The central theme of The Saxon Stories revolves here, around King Alfred. This was a fascinating period of history--the invasion of England by the Danes. The brutality of the age has sharpened my appreciation of the difficulty with civilizing our species. Every gain in an evolved and peaceful consciousness has been hard fought. This fictional walk through history has whetted my appetite for more. (less)
I never considered myself a reader of historical fiction novels, probably due to the manner in which history was/is taught in school. In college, howe...moreI never considered myself a reader of historical fiction novels, probably due to the manner in which history was/is taught in school. In college, however, I had a favorite professor, educated at Harvard, with a keen intellect, and wit. During a class, and I still remember this, he mentioned the Mongols' sacking of Baghdad, where the city folks were so materialistic, they swallowed their jewels, only to have their bellies split open and their treasures robbed. Tremendous libraries and precious art were gleefully destroyed. Civilians were slaughtered and the city's treasury was plundered. The event was an extreme example of cultured civilization falling under swords of ruthlessness.
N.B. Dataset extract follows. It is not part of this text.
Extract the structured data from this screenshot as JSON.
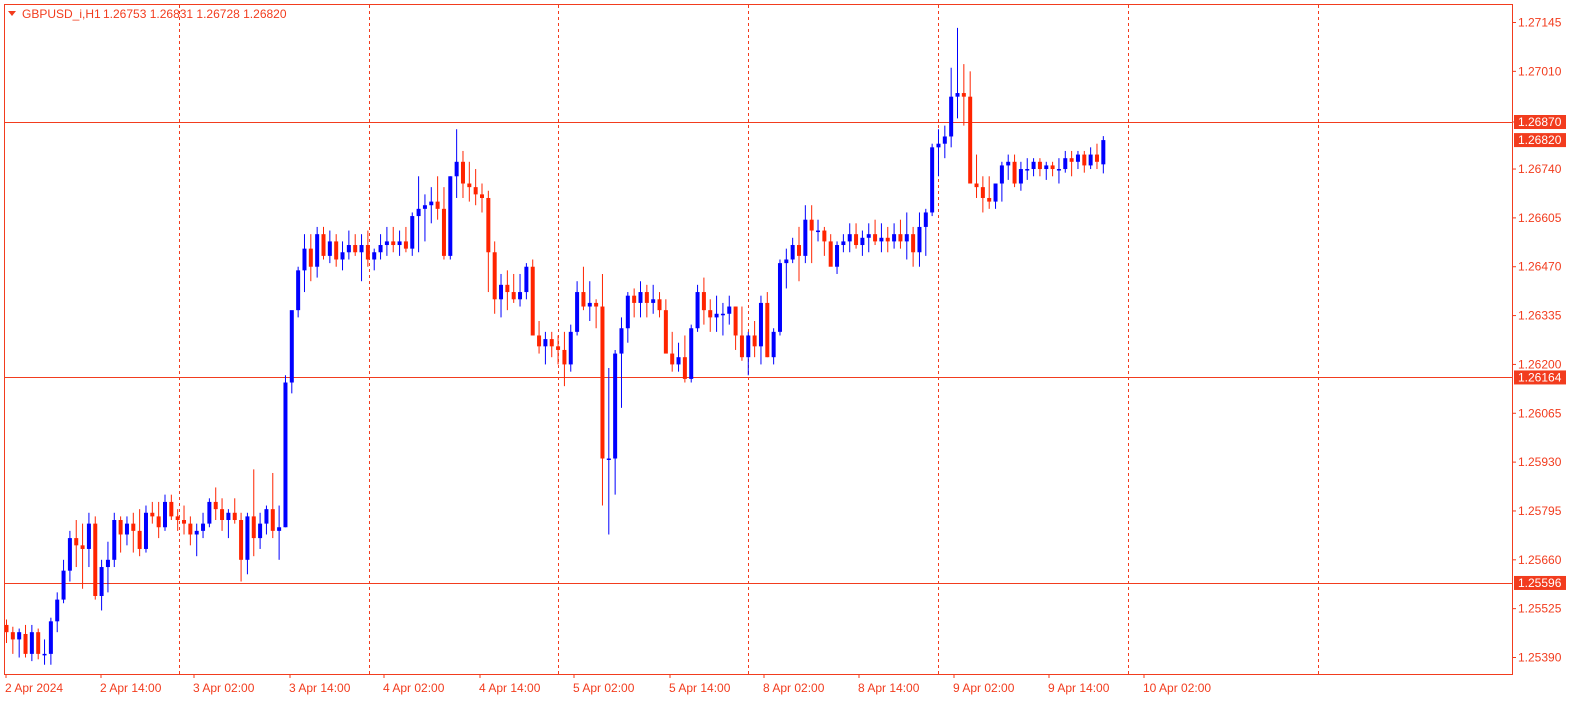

Well. I suppose that lecture was the reason I impulsively entered the Goodreads giveaway for Conn Iggulden's novel about Kublai Khan. It is a long, rich, finely researched, description of bloody battles, Mongolian strategy, barbarian character, and strength that lifted a family from a roving band of starving nomads to, by the third generation, conquerors of areas greater than those of Alexander the Great and Julius Caesar. If you would have gauged my level of interest in such things only a week ago, I would have yawned. Now, I'm going to read the first of the Iggulden's series about Genghis Khan, and perhaps the rest of the series as well. Goes to show, you never know a person, until they read a good book, and their interests are set ablaze. (less)
The Time in Between is well written and researched, and enough of a page turner to keep the historical information interesting and far from dry or out...more The Time in Between is well written and researched, and enough of a page turner to keep the historical information interesting and far from dry or outdated. The heroine undergoes quite the metamorphosis from a blank-sheet type of young woman to one with outstanding imagination and courage. Other intriguing characters enter and exit the stage, but Sira steals the show.
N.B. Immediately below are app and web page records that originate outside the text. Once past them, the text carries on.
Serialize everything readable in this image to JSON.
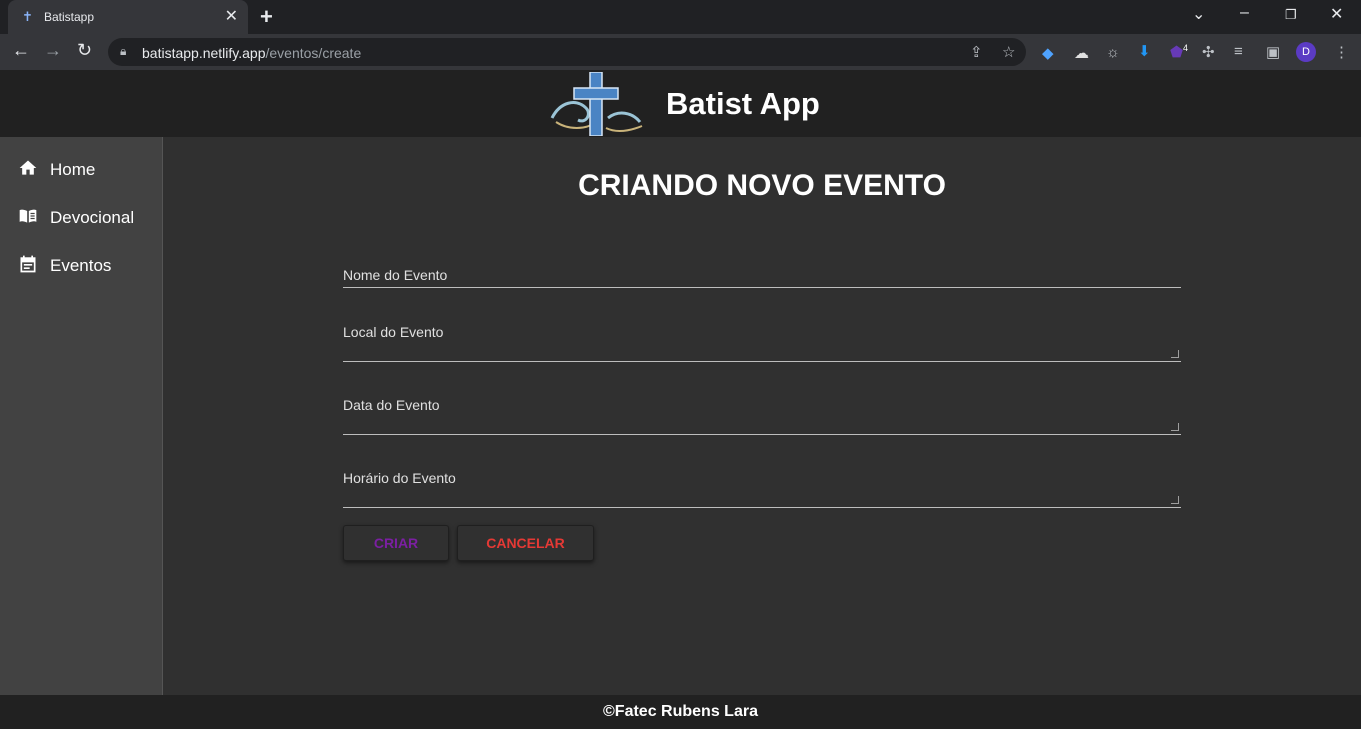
{
  "browser": {
    "tab_title": "Batistapp",
    "url_host": "batistapp.netlify.app",
    "url_path": "/eventos/create",
    "profile_initial": "D",
    "ext_badge": "4"
  },
  "app": {
    "title": "Batist App"
  },
  "sidebar": {
    "items": [
      {
        "label": "Home",
        "icon": "home-icon"
      },
      {
        "label": "Devocional",
        "icon": "book-icon"
      },
      {
        "label": "Eventos",
        "icon": "event-icon"
      }
    ]
  },
  "form": {
    "heading": "CRIANDO NOVO EVENTO",
    "fields": [
      {
        "label": "Nome do Evento"
      },
      {
        "label": "Local do Evento"
      },
      {
        "label": "Data do Evento"
      },
      {
        "label": "Horário do Evento"
      }
    ],
    "create_label": "CRIAR",
    "cancel_label": "CANCELAR",
    "create_color": "#7b1fa2",
    "cancel_color": "#e53935"
  },
  "footer": {
    "text": "©Fatec Rubens Lara"
  }
}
The background story of Franco's rise to power in Spain and the influx of Europeans into Morocco was well portrayed. The lead up to WWII on the tail end of Spain's civil war added an especially interesting perspective. I've been to Morocco and have seen the European influence from those times, so I was especially thrilled to read those chapters - a little biased on my part that may have pushed my rating from 4 to 5 stars.
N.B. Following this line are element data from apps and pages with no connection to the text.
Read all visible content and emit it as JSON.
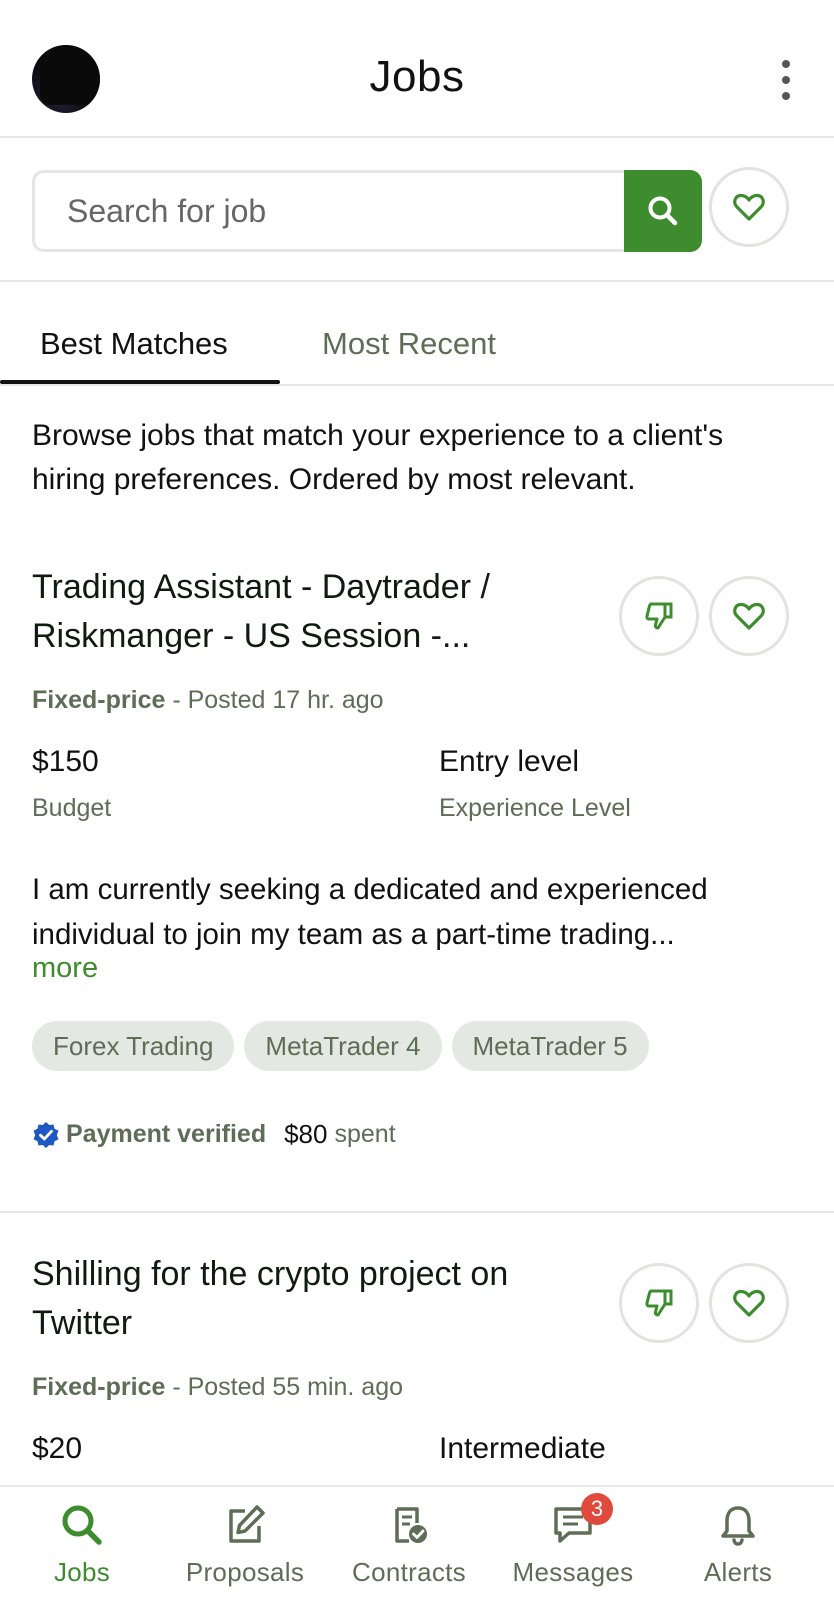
{
  "header": {
    "title": "Jobs"
  },
  "search": {
    "placeholder": "Search for job"
  },
  "tabs": [
    {
      "label": "Best Matches",
      "active": true
    },
    {
      "label": "Most Recent",
      "active": false
    }
  ],
  "intro": "Browse jobs that match your experience to a client's hiring preferences. Ordered by most relevant.",
  "jobs": [
    {
      "title": "Trading Assistant - Daytrader / Riskmanger - US Session -...",
      "pricing_type": "Fixed-price",
      "posted": " - Posted 17 hr. ago",
      "budget": "$150",
      "budget_label": "Budget",
      "experience": "Entry level",
      "experience_label": "Experience Level",
      "description": "I am currently seeking a dedicated and experienced individual to join my team as a part-time trading...",
      "more": "more",
      "skills": [
        "Forex Trading",
        "MetaTrader 4",
        "MetaTrader 5"
      ],
      "payment": "Payment verified",
      "spent_amount": "$80",
      "spent_label": "spent"
    },
    {
      "title": "Shilling for the crypto project on Twitter",
      "pricing_type": "Fixed-price",
      "posted": " - Posted 55 min. ago",
      "budget": "$20",
      "experience": "Intermediate"
    }
  ],
  "bottom_nav": [
    {
      "label": "Jobs",
      "icon": "search-icon",
      "active": true
    },
    {
      "label": "Proposals",
      "icon": "edit-icon",
      "active": false
    },
    {
      "label": "Contracts",
      "icon": "contract-icon",
      "active": false
    },
    {
      "label": "Messages",
      "icon": "message-icon",
      "active": false,
      "badge": "3"
    },
    {
      "label": "Alerts",
      "icon": "bell-icon",
      "active": false
    }
  ],
  "colors": {
    "brand_green": "#3d8c2d",
    "muted_text": "#5e6d55",
    "badge_red": "#e0493b",
    "verified_blue": "#1f57c3"
  }
}
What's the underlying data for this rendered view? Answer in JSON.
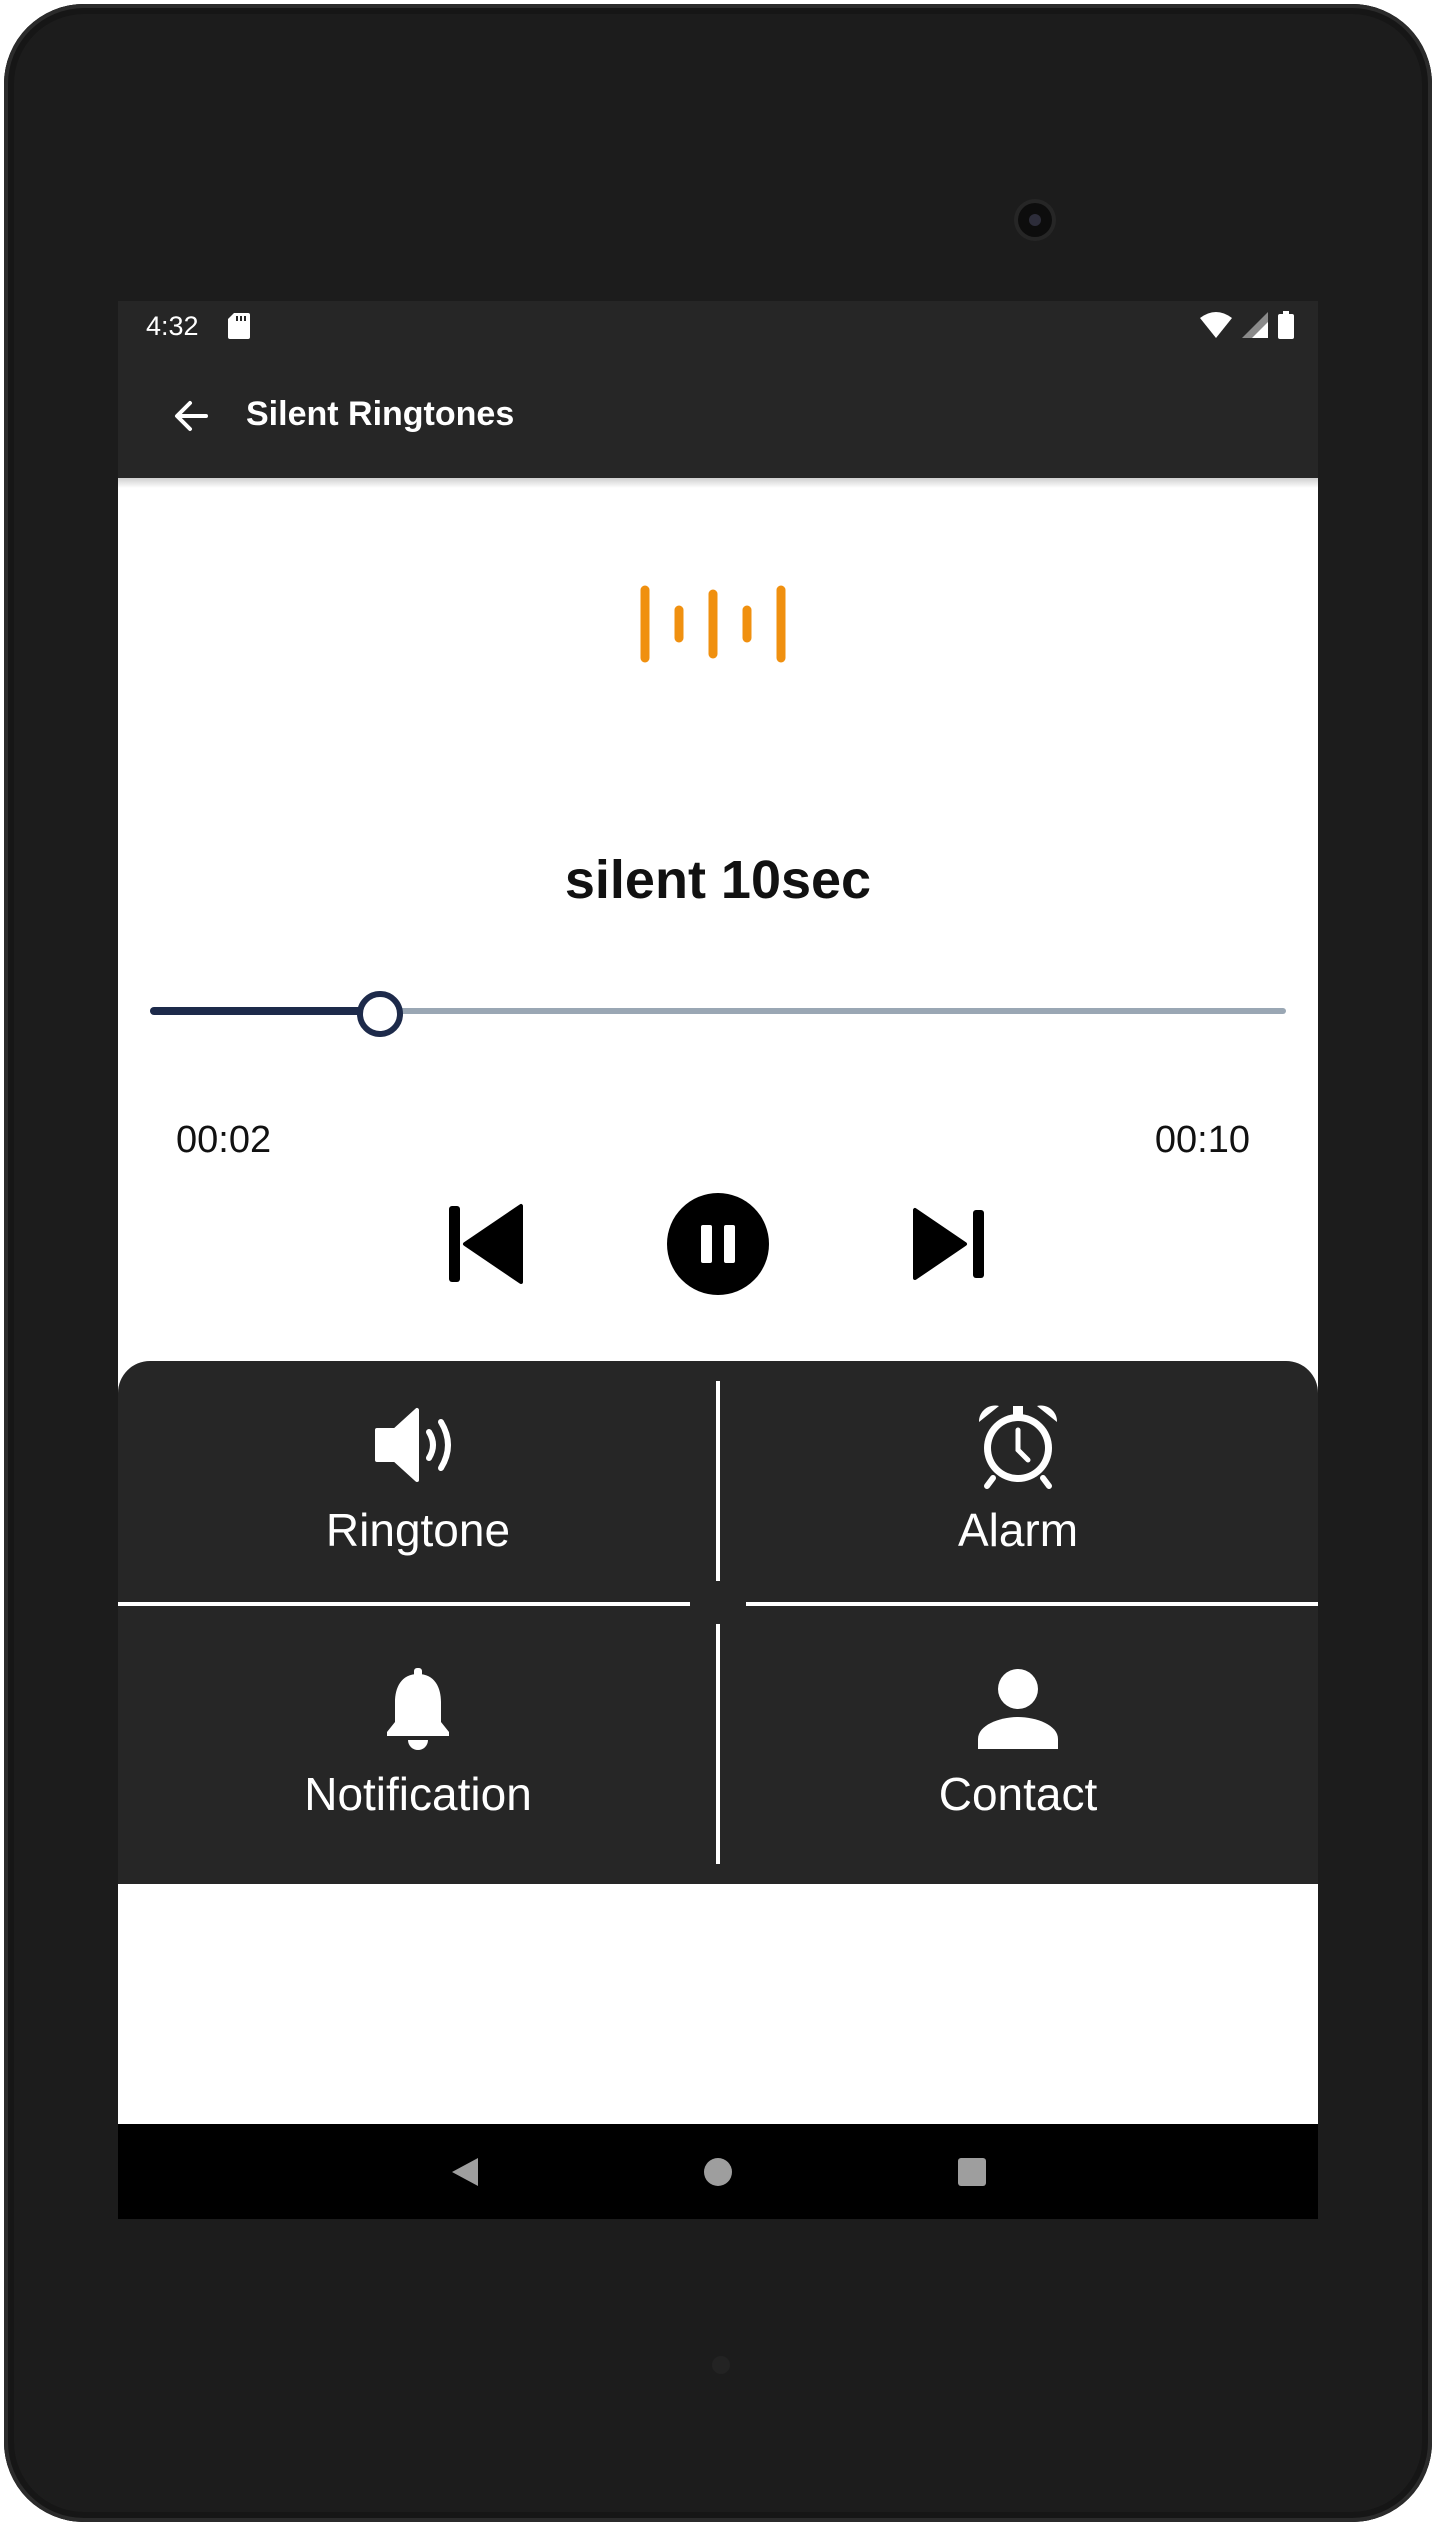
{
  "status_bar": {
    "time": "4:32",
    "icons": [
      "sd-card-icon",
      "wifi-icon",
      "signal-icon",
      "battery-icon"
    ]
  },
  "app_bar": {
    "title": "Silent Ringtones",
    "back_icon": "arrow-left-icon"
  },
  "player": {
    "waveform_icon": "waveform-icon",
    "accent_color": "#f0900f",
    "track_title": "silent 10sec",
    "current_time": "00:02",
    "total_time": "00:10",
    "progress_fraction": 0.2,
    "controls": [
      "skip-previous-icon",
      "pause-icon",
      "skip-next-icon"
    ]
  },
  "actions": {
    "ringtone_label": "Ringtone",
    "alarm_label": "Alarm",
    "notification_label": "Notification",
    "contact_label": "Contact"
  },
  "nav_bar": {
    "icons": [
      "nav-back-icon",
      "nav-home-icon",
      "nav-recents-icon"
    ]
  },
  "colors": {
    "bar_background": "#262626",
    "seek_fill": "#1d2a4a",
    "seek_track": "#9aa7b4"
  }
}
My quibbles with the book were matters of personal tastes: too much frilly fabric in places; several characters/events required a suspension of disbelief; I would have liked more than the outsider's view of Morocco, and the novel could have had more depth (introspective elements were there, but they still seemed undeveloped for such a long and strong work) - without those criticisms, I feel the book would have been close to perfect. Still, this is an intriguing story, well told, and I certainly recommend it. (less)